| DATASET EXCERPTS |
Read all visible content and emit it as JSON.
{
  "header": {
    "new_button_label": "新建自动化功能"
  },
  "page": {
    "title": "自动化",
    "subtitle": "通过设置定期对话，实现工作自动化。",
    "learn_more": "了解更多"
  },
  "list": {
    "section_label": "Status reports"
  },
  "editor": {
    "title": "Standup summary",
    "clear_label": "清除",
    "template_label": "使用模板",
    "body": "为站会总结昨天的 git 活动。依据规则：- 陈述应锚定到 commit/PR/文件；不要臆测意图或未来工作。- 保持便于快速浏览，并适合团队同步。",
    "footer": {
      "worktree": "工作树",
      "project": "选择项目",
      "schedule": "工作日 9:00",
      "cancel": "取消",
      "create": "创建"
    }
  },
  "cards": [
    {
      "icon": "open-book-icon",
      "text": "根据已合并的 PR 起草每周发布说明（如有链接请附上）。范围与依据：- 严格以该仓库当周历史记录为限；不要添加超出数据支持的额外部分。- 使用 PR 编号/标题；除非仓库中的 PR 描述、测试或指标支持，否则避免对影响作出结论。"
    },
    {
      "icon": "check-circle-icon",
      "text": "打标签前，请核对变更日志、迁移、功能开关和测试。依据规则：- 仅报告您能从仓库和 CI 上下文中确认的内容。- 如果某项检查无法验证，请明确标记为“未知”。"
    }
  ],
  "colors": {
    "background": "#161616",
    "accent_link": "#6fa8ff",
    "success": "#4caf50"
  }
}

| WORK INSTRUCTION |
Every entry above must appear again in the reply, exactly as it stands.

| WRITTEN ANSWER |
Read all visible content and emit it as JSON.
{
  "header": {
    "new_button_label": "新建自动化功能"
  },
  "page": {
    "title": "自动化",
    "subtitle": "通过设置定期对话，实现工作自动化。",
    "learn_more": "了解更多"
  },
  "list": {
    "section_label": "Status reports"
  },
  "editor": {
    "title": "Standup summary",
    "clear_label": "清除",
    "template_label": "使用模板",
    "body": "为站会总结昨天的 git 活动。依据规则：- 陈述应锚定到 commit/PR/文件；不要臆测意图或未来工作。- 保持便于快速浏览，并适合团队同步。",
    "footer": {
      "worktree": "工作树",
      "project": "选择项目",
      "schedule": "工作日 9:00",
      "cancel": "取消",
      "create": "创建"
    }
  },
  "cards": [
    {
      "icon": "open-book-icon",
      "text": "根据已合并的 PR 起草每周发布说明（如有链接请附上）。范围与依据：- 严格以该仓库当周历史记录为限；不要添加超出数据支持的额外部分。- 使用 PR 编号/标题；除非仓库中的 PR 描述、测试或指标支持，否则避免对影响作出结论。"
    },
    {
      "icon": "check-circle-icon",
      "text": "打标签前，请核对变更日志、迁移、功能开关和测试。依据规则：- 仅报告您能从仓库和 CI 上下文中确认的内容。- 如果某项检查无法验证，请明确标记为“未知”。"
    }
  ],
  "colors": {
    "background": "#161616",
    "accent_link": "#6fa8ff",
    "success": "#4caf50"
  }
}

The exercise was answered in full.